He has just established himself as able to play in the league, clearly, and now it is about finding consistency in how we can use him. While he did some good things yesterday, I think he is showing that there are times in his game where he needs to continue to develop and continue to push. As we get healthy and get people back, he has got to continue to play at a high level.

Are you hoping to get Jake Muzzin back on the other side of the break?

Keefe: That is what we have talked about being a potential target for us. How things go between now and then will dictate that. My understanding is that he is going to stick around and get working over the break. We will just have to see where he is at then.

Has Justin Holl grown as a leader in your time here?

Keefe: Hollsy is just himself always, and I think that is where his leadership comes in. He just brings energy and positivity and passion every day. He is a very popular guy and a very likeable person. He has maintained that. Even when he started with the Marlies, he was a seventh or eighth defenseman there and worked his way up. Here, he has gone through the same type of road and he hasn’t changed throughout that. I think that is the coolest part about him.

Do you like the sound that playing music in practice replicates in terms of playing in a loud rink, or is it more the tempo that you get out of it?

Keefe: For me, it is more the tempo and the energy. Especially on days like this, you’re coming back from a game and it can be a little bit tough to put your gear back on and go out and get your work in. It is just raising the energy level not unlike what you would do in the gym.

Part of it, though, is that we don’t play in quiet environments. Even though the music doesn’t play, there are still a lot of different times where it is loud — be it during the play, or stoppages, or TV timeouts and the crowd really gets going and the music is going. We’ve got to learn to communicate within that. That’s all a part of it.

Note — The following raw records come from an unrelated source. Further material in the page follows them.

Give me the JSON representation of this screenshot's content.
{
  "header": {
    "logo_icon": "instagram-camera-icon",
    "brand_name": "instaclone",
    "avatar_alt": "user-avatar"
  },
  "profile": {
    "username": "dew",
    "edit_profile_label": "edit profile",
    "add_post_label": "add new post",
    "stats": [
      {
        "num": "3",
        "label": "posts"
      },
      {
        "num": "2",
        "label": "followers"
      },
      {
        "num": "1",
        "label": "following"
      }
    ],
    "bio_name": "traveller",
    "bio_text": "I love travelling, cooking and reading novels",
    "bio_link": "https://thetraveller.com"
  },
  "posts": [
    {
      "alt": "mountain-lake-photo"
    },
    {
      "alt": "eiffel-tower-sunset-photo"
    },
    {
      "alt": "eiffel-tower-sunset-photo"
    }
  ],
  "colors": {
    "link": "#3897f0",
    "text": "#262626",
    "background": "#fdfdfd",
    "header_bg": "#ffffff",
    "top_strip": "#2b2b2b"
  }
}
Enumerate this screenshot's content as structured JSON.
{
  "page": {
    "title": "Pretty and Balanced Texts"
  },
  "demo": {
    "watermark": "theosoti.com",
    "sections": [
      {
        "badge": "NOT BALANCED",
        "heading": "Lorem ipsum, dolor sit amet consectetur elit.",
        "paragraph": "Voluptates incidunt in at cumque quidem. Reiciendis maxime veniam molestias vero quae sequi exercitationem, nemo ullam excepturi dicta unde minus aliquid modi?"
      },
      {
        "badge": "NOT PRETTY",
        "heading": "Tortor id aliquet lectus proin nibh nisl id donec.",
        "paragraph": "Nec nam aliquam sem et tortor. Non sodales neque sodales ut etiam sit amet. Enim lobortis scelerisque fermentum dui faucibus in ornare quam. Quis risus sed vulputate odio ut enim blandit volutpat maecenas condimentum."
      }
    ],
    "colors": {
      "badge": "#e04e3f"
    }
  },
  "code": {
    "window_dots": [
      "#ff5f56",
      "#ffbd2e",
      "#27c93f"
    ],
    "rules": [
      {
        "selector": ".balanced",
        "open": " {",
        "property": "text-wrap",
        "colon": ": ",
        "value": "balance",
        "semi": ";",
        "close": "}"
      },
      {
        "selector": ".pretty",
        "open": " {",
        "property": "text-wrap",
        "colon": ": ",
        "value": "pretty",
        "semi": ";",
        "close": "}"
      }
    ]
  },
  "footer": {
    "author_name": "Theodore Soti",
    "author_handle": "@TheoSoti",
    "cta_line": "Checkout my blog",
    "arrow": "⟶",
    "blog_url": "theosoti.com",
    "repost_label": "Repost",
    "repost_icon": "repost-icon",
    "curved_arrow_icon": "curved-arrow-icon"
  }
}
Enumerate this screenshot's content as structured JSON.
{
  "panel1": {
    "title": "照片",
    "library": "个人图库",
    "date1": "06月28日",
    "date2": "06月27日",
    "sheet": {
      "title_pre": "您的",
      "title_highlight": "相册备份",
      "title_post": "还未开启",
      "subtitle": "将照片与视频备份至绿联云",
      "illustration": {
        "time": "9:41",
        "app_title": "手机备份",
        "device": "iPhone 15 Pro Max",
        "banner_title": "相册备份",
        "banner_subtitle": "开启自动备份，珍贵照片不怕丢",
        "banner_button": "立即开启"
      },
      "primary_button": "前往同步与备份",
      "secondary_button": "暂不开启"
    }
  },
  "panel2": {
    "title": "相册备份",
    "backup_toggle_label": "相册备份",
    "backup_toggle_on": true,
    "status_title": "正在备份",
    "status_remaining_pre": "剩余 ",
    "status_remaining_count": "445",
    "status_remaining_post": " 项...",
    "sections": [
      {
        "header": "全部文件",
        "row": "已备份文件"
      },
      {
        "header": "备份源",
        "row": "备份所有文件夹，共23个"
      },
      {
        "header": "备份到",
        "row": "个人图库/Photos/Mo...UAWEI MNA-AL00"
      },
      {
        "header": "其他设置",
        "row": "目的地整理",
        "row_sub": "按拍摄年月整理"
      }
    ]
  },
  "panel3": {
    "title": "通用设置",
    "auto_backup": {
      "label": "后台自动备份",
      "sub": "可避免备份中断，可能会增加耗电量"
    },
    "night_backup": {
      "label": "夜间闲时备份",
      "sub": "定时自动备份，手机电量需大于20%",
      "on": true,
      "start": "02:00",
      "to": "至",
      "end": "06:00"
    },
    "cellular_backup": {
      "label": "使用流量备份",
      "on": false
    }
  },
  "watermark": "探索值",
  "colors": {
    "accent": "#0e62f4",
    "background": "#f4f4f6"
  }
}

With the offensive swagger this team has, what has been the challenge with teaching the finer points you want to teach?

Keefe: That has been the greatest challenge. We have made a lot of strides offensively, as you’ve said. I think that puts our team in a better spot, which there is benefits defensively just from that because of how much more we’ve had the puck. We’ve spent a lot more time in the offensive zone, and that has really helped. As we have seen with some of our plays recently, breaking some of the habits defensively… As we’ve gone through it, it’s not just a product of how we are playing now. Some of these things have been an issue for quite some time with some of our players. We’ve got to find a way to break that.

That’s our biggest challenge. We actually had a meeting about that type of stuff this morning with our leadership group — kind of taking that next step as a team.

How did that meeting go?

Keefe: It went great. The players were really good. I think we all recognize what we need to do and what the biggest area for growth is.

Is Trevor Moore ready to play?

Keefe: I haven’t gotten word on how it went today for him and what his status is going to be. Today, as you saw, he was full contact for the first time. Obviously, he is very close.

Is there anything about watching Auston Matthews every day that has surprised you? What is the biggest thing that has stood out so far?

Keefe: I think the biggest surprise or the biggest thing I’ve learned with him is just that he is a very good player defensively away from the puck when he is engaged with the way he can track. You saw the one goal in the Winnipeg game that he got, but we’ve got dozens of clips of him doing similar things. Some of the best defensive-zone coverage clips we showed today to the players he was out there doing a job. He has got great ability to do that.

The offensive piece — we know that and we’ve seen that. The whole world has seen that. He wants to do really well. He wants the team to do really well. He wants to be a part of something great here.